> What you have to do
Search the records for "Importa". Copy every line where it appears.

Stored dataset items
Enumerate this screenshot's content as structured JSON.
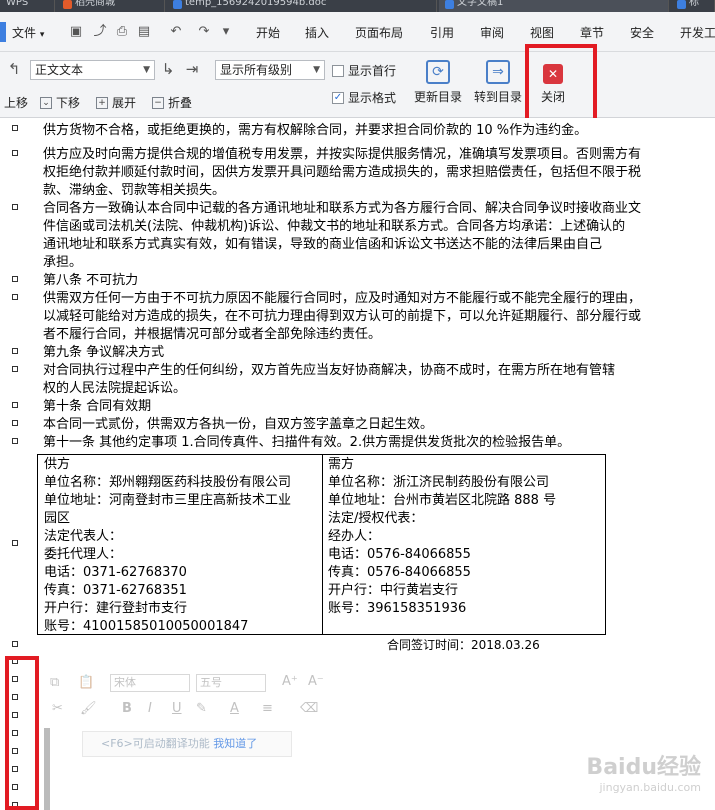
{
  "tabs": [
    "WPS",
    "稻壳商城",
    "temp_1569242019594b.doc",
    "文字文稿1",
    "标"
  ],
  "menu": {
    "file": "文件",
    "items": [
      "开始",
      "插入",
      "页面布局",
      "引用",
      "审阅",
      "视图",
      "章节",
      "安全",
      "开发工"
    ]
  },
  "toolbar": {
    "style_select": "正文文本",
    "level_select": "显示所有级别",
    "show_first_line": "显示首行",
    "show_format": "显示格式",
    "update_toc": "更新目录",
    "goto_toc": "转到目录",
    "close": "关闭",
    "move_up": "上移",
    "move_down": "下移",
    "expand": "展开",
    "collapse": "折叠"
  },
  "doc": {
    "lines": [
      "供方货物不合格，或拒绝更换的，需方有权解除合同，并要求担合同价款的 10 %作为违约金。",
      "供方应及时向需方提供合规的增值税专用发票，并按实际提供服务情况，准确填写发票项目。否则需方有",
      "权拒绝付款并顺延付款时间，因供方发票开具问题给需方造成损失的，需求担赔偿责任，包括但不限于税",
      "款、滞纳金、罚款等相关损失。",
      "合同各方一致确认本合同中记载的各方通讯地址和联系方式为各方履行合同、解决合同争议时接收商业文",
      "件信函或司法机关(法院、仲裁机构)诉讼、仲裁文书的地址和联系方式。合同各方均承诺：上述确认的",
      "通讯地址和联系方式真实有效，如有错误，导致的商业信函和诉讼文书送达不能的法律后果由自己",
      "承担。",
      "第八条  不可抗力",
      "供需双方任何一方由于不可抗力原因不能履行合同时，应及时通知对方不能履行或不能完全履行的理由，",
      "以减轻可能给对方造成的损失，在不可抗力理由得到双方认可的前提下，可以允许延期履行、部分履行或",
      "者不履行合同，并根据情况可部分或者全部免除违约责任。",
      "第九条  争议解决方式",
      "      对合同执行过程中产生的任何纠纷，双方首先应当友好协商解决，协商不成时，在需方所在地有管辖",
      "权的人民法院提起诉讼。",
      "第十条  合同有效期",
      "本合同一式贰份，供需双方各执一份，自双方签字盖章之日起生效。",
      "第十一条  其他约定事项 1.合同传真件、扫描件有效。2.供方需提供发货批次的检验报告单。"
    ],
    "supplier": [
      "供方",
      "单位名称：郑州翱翔医药科技股份有限公司",
      "单位地址：河南登封市三里庄高新技术工业",
      "园区",
      "法定代表人：",
      "委托代理人：",
      "电话：0371-62768370",
      "传真：0371-62768351",
      "开户行：建行登封市支行",
      "账号：41001585010050001847"
    ],
    "buyer": [
      "需方",
      "单位名称：浙江济民制药股份有限公司",
      "单位地址：台州市黄岩区北院路 888 号",
      "法定/授权代表：",
      "经办人：",
      "电话：0576-84066855",
      "传真：0576-84066855",
      "开户行：中行黄岩支行",
      "账号：396158351936"
    ],
    "sign_date": "合同签订时间：2018.03.26"
  },
  "floating_toolbar": {
    "font": "宋体",
    "size": "五号"
  },
  "hint": {
    "text": "<F6>可启动翻译功能",
    "link": "我知道了"
  },
  "watermark": {
    "brand": "Baidu经验",
    "sub": "jingyan.baidu.com"
  },
  "accent": "#e21b23"
}
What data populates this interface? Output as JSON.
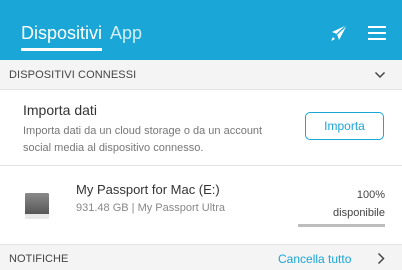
{
  "header": {
    "tabs": [
      {
        "label": "Dispositivi",
        "active": true
      },
      {
        "label": "App",
        "active": false
      }
    ],
    "icons": [
      "rocket-icon",
      "menu-icon"
    ],
    "accent_color": "#1aa6d6"
  },
  "connected_section": {
    "label": "DISPOSITIVI CONNESSI",
    "icon": "chevron-down-icon"
  },
  "import_card": {
    "title": "Importa dati",
    "description": "Importa dati da un cloud storage o da un account social media al dispositivo connesso.",
    "button_label": "Importa"
  },
  "device": {
    "name": "My Passport for Mac (E:)",
    "info": "931.48 GB | My Passport Ultra",
    "available_percent": "100%",
    "available_label": "disponibile",
    "available_fraction": 1.0,
    "icon": "hard-drive-icon"
  },
  "notifications": {
    "label": "NOTIFICHE",
    "clear_all": "Cancella tutto",
    "icon": "chevron-right-icon"
  }
}
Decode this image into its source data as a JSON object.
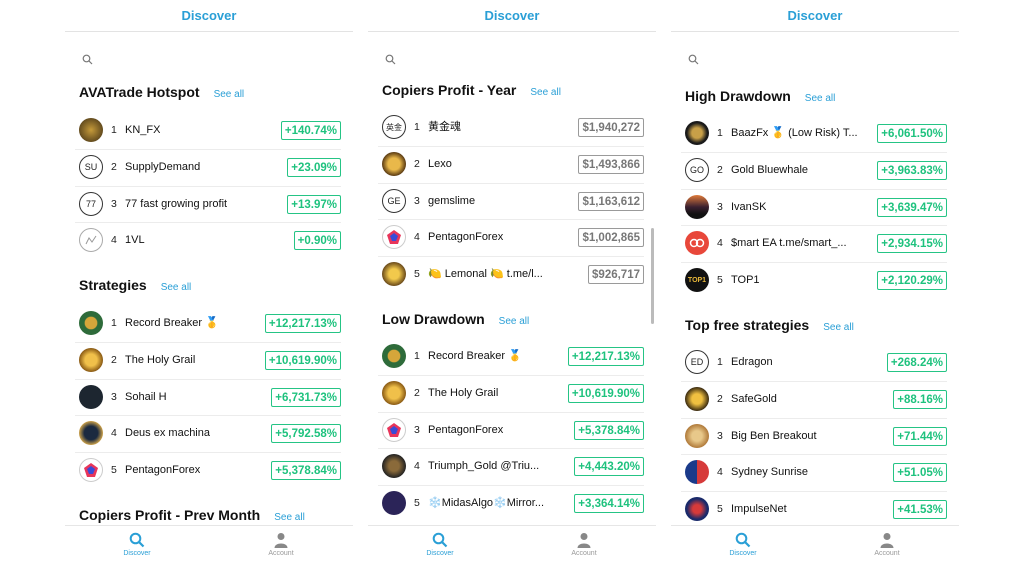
{
  "colors": {
    "accent": "#2a9fd6",
    "positive": "#1ec27e",
    "neutral": "#777777"
  },
  "panels": [
    {
      "header": "Discover",
      "sections": [
        {
          "title": "AVATrade Hotspot",
          "see_all": "See all",
          "rows": [
            {
              "rank": "1",
              "name": "KN_FX",
              "value": "+140.74%",
              "avatar": "image"
            },
            {
              "rank": "2",
              "name": "SupplyDemand",
              "value": "+23.09%",
              "avatar": "SU"
            },
            {
              "rank": "3",
              "name": "77 fast growing profit",
              "value": "+13.97%",
              "avatar": "77"
            },
            {
              "rank": "4",
              "name": "1VL",
              "value": "+0.90%",
              "avatar": "image"
            }
          ]
        },
        {
          "title": "Strategies",
          "see_all": "See all",
          "rows": [
            {
              "rank": "1",
              "name": "Record Breaker 🥇",
              "value": "+12,217.13%",
              "avatar": "image"
            },
            {
              "rank": "2",
              "name": "The Holy Grail",
              "value": "+10,619.90%",
              "avatar": "image"
            },
            {
              "rank": "3",
              "name": "Sohail H",
              "value": "+6,731.73%",
              "avatar": "image"
            },
            {
              "rank": "4",
              "name": "Deus ex machina",
              "value": "+5,792.58%",
              "avatar": "image"
            },
            {
              "rank": "5",
              "name": "PentagonForex",
              "value": "+5,378.84%",
              "avatar": "image"
            }
          ]
        },
        {
          "title": "Copiers Profit - Prev Month",
          "see_all": "See all",
          "rows": []
        }
      ],
      "tabs": {
        "discover": "Discover",
        "account": "Account"
      }
    },
    {
      "header": "Discover",
      "sections": [
        {
          "title": "Copiers Profit - Year",
          "see_all": "See all",
          "rows": [
            {
              "rank": "1",
              "name": "黄金魂",
              "value": "$1,940,272",
              "avatar": "英金"
            },
            {
              "rank": "2",
              "name": "Lexo",
              "value": "$1,493,866",
              "avatar": "image"
            },
            {
              "rank": "3",
              "name": "gemslime",
              "value": "$1,163,612",
              "avatar": "GE"
            },
            {
              "rank": "4",
              "name": "PentagonForex",
              "value": "$1,002,865",
              "avatar": "image"
            },
            {
              "rank": "5",
              "name": "🍋 Lemonal 🍋 t.me/l...",
              "value": "$926,717",
              "avatar": "image"
            }
          ]
        },
        {
          "title": "Low Drawdown",
          "see_all": "See all",
          "rows": [
            {
              "rank": "1",
              "name": "Record Breaker 🥇",
              "value": "+12,217.13%",
              "avatar": "image"
            },
            {
              "rank": "2",
              "name": "The Holy Grail",
              "value": "+10,619.90%",
              "avatar": "image"
            },
            {
              "rank": "3",
              "name": "PentagonForex",
              "value": "+5,378.84%",
              "avatar": "image"
            },
            {
              "rank": "4",
              "name": "Triumph_Gold @Triu...",
              "value": "+4,443.20%",
              "avatar": "image"
            },
            {
              "rank": "5",
              "name": "❄️MidasAlgo❄️Mirror...",
              "value": "+3,364.14%",
              "avatar": "image"
            }
          ]
        }
      ],
      "tabs": {
        "discover": "Discover",
        "account": "Account"
      }
    },
    {
      "header": "Discover",
      "sections": [
        {
          "title": "High Drawdown",
          "see_all": "See all",
          "rows": [
            {
              "rank": "1",
              "name": "BaazFx 🥇 (Low Risk) T...",
              "value": "+6,061.50%",
              "avatar": "image"
            },
            {
              "rank": "2",
              "name": "Gold Bluewhale",
              "value": "+3,963.83%",
              "avatar": "GO"
            },
            {
              "rank": "3",
              "name": "IvanSK",
              "value": "+3,639.47%",
              "avatar": "image"
            },
            {
              "rank": "4",
              "name": "$mart EA t.me/smart_...",
              "value": "+2,934.15%",
              "avatar": "image"
            },
            {
              "rank": "5",
              "name": "TOP1",
              "value": "+2,120.29%",
              "avatar": "image"
            }
          ]
        },
        {
          "title": "Top free strategies",
          "see_all": "See all",
          "rows": [
            {
              "rank": "1",
              "name": "Edragon",
              "value": "+268.24%",
              "avatar": "ED"
            },
            {
              "rank": "2",
              "name": "SafeGold",
              "value": "+88.16%",
              "avatar": "image"
            },
            {
              "rank": "3",
              "name": "Big Ben Breakout",
              "value": "+71.44%",
              "avatar": "image"
            },
            {
              "rank": "4",
              "name": "Sydney Sunrise",
              "value": "+51.05%",
              "avatar": "image"
            },
            {
              "rank": "5",
              "name": "ImpulseNet",
              "value": "+41.53%",
              "avatar": "image"
            }
          ]
        }
      ],
      "tabs": {
        "discover": "Discover",
        "account": "Account"
      }
    }
  ]
}
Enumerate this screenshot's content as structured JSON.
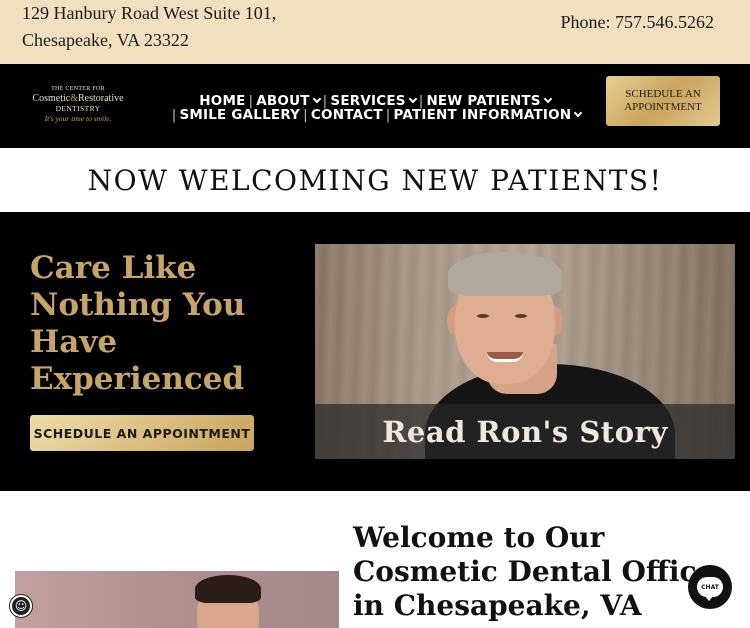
{
  "topbar": {
    "address_line1": "129 Hanbury Road West Suite 101,",
    "address_line2": "Chesapeake, VA 23322",
    "phone": "Phone: 757.546.5262"
  },
  "logo": {
    "line1": "THE CENTER FOR",
    "line2_a": "Cosmetic",
    "line2_amp": "&",
    "line2_b": "Restorative",
    "line3": "DENTISTRY",
    "tagline": "It's your time to smile."
  },
  "nav": {
    "items": [
      {
        "label": "HOME",
        "dropdown": false
      },
      {
        "label": "ABOUT",
        "dropdown": true
      },
      {
        "label": "SERVICES",
        "dropdown": true
      },
      {
        "label": "NEW PATIENTS",
        "dropdown": true
      },
      {
        "label": "SMILE GALLERY",
        "dropdown": false
      },
      {
        "label": "CONTACT",
        "dropdown": false
      },
      {
        "label": "PATIENT INFORMATION",
        "dropdown": true
      }
    ],
    "schedule_label": "SCHEDULE AN APPOINTMENT"
  },
  "banner": {
    "text": "NOW WELCOMING NEW PATIENTS!"
  },
  "hero": {
    "title": "Care Like Nothing You Have Experienced",
    "button_label": "SCHEDULE AN APPOINTMENT",
    "photo_caption": "Read Ron's Story"
  },
  "welcome": {
    "heading": "Welcome to Our Cosmetic Dental Office in Chesapeake, VA"
  },
  "widgets": {
    "chat_label": "CHAT"
  },
  "colors": {
    "topbar_bg": "#f0e0c0",
    "gold_accent": "#c7a468",
    "dark_bg": "#000000"
  }
}
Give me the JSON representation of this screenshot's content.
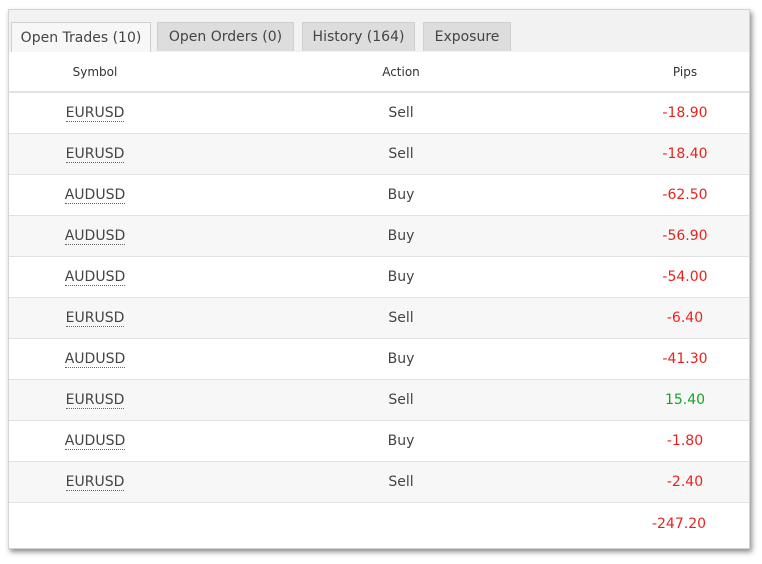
{
  "tabs": [
    {
      "label": "Open Trades (10)",
      "active": true
    },
    {
      "label": "Open Orders (0)",
      "active": false
    },
    {
      "label": "History (164)",
      "active": false
    },
    {
      "label": "Exposure",
      "active": false
    }
  ],
  "columns": {
    "symbol": "Symbol",
    "action": "Action",
    "pips": "Pips"
  },
  "rows": [
    {
      "symbol": "EURUSD",
      "action": "Sell",
      "pips": "-18.90",
      "sign": "neg"
    },
    {
      "symbol": "EURUSD",
      "action": "Sell",
      "pips": "-18.40",
      "sign": "neg"
    },
    {
      "symbol": "AUDUSD",
      "action": "Buy",
      "pips": "-62.50",
      "sign": "neg"
    },
    {
      "symbol": "AUDUSD",
      "action": "Buy",
      "pips": "-56.90",
      "sign": "neg"
    },
    {
      "symbol": "AUDUSD",
      "action": "Buy",
      "pips": "-54.00",
      "sign": "neg"
    },
    {
      "symbol": "EURUSD",
      "action": "Sell",
      "pips": "-6.40",
      "sign": "neg"
    },
    {
      "symbol": "AUDUSD",
      "action": "Buy",
      "pips": "-41.30",
      "sign": "neg"
    },
    {
      "symbol": "EURUSD",
      "action": "Sell",
      "pips": "15.40",
      "sign": "pos"
    },
    {
      "symbol": "AUDUSD",
      "action": "Buy",
      "pips": "-1.80",
      "sign": "neg"
    },
    {
      "symbol": "EURUSD",
      "action": "Sell",
      "pips": "-2.40",
      "sign": "neg"
    }
  ],
  "total": {
    "pips": "-247.20"
  },
  "colors": {
    "negative": "#e8231f",
    "positive": "#17a329",
    "text": "#444444"
  }
}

> Exercise output
    "title": "Importa dati",
    "description": "Importa dati da un cloud storage o da un account social media al dispositivo connesso.",
    "button_label": "Importa"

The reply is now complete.